  2. LGBTQ+ Health: Summary. Page Last Updated on: 05 May 2021. Topic Last Reviewed: 14 May 2018. MedlinePlus https://medlineplus.gov/lgbtqhealth.html Accessed: 06 August 2021
  3. Lesbian, Gay, Bisexual, and Transgender Health: Lesbian and Bisexual Women. Page Last Reviewed: 22 April 2021. Centers for Disease Control and Prevention https://www.cdc.gov/lgbthealth/women.html Accessed: 06 August 2021
  4. Factors Affecting LGBTI People. Beyondblue https://www.beyondblue.org.au/who-does-it-affect/lesbian-gay-bi-trans-and-intersex-lgbti-people/factors-affecting-lgbti-people Accessed: 06 August 2021
  5. Factors Affecting LGBTI People – Lesbians and Other Women Attracted To Women. Beyondblue https://www.beyondblue.org.au/who-does-it-affect/lesbian-gay-bi-trans-and-intersex-lgbti-people/factors-affecting-lgbti-people Accessed: 06 August 2021
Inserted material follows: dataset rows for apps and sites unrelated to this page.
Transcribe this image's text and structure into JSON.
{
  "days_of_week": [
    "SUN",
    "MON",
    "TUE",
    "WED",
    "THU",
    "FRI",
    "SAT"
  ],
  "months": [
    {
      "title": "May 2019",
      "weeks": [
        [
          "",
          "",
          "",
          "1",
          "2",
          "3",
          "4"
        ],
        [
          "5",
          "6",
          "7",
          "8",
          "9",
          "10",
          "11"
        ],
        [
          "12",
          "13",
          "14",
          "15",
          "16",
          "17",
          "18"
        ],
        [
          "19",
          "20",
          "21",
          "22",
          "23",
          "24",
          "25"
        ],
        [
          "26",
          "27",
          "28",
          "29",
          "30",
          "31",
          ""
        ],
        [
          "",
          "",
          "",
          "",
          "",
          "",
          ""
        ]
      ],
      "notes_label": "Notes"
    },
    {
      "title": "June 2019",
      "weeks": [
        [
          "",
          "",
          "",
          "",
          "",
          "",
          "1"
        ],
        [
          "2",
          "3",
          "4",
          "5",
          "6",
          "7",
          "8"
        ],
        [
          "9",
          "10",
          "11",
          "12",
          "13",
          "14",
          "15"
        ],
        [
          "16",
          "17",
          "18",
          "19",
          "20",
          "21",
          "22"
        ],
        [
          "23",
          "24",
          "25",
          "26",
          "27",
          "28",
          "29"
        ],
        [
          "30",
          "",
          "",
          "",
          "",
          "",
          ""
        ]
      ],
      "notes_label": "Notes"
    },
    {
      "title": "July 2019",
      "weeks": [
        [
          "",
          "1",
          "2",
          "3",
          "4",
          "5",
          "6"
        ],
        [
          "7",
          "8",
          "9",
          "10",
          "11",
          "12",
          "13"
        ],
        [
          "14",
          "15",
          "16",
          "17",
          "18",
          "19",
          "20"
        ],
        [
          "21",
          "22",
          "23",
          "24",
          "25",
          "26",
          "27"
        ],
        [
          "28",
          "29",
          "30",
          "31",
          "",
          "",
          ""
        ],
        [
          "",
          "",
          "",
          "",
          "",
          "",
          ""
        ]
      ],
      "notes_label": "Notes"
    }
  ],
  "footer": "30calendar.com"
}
Topic Last Updated: 03 September 2021 – Topic Last Reviewed: 06 August 2021

“It is important to note that not all midlife women experience mood problems, but some women are more vulnerable than others to developing either…”. Read more

“Many women report symptoms of depressed mood, stress, anxiety, and a decreased sense of well-being around the time of menopause”. Read more

“Examples of mental illness include depression, anxiety disorders, schizophrenia, eating disorders and addictive behaviors”. Read more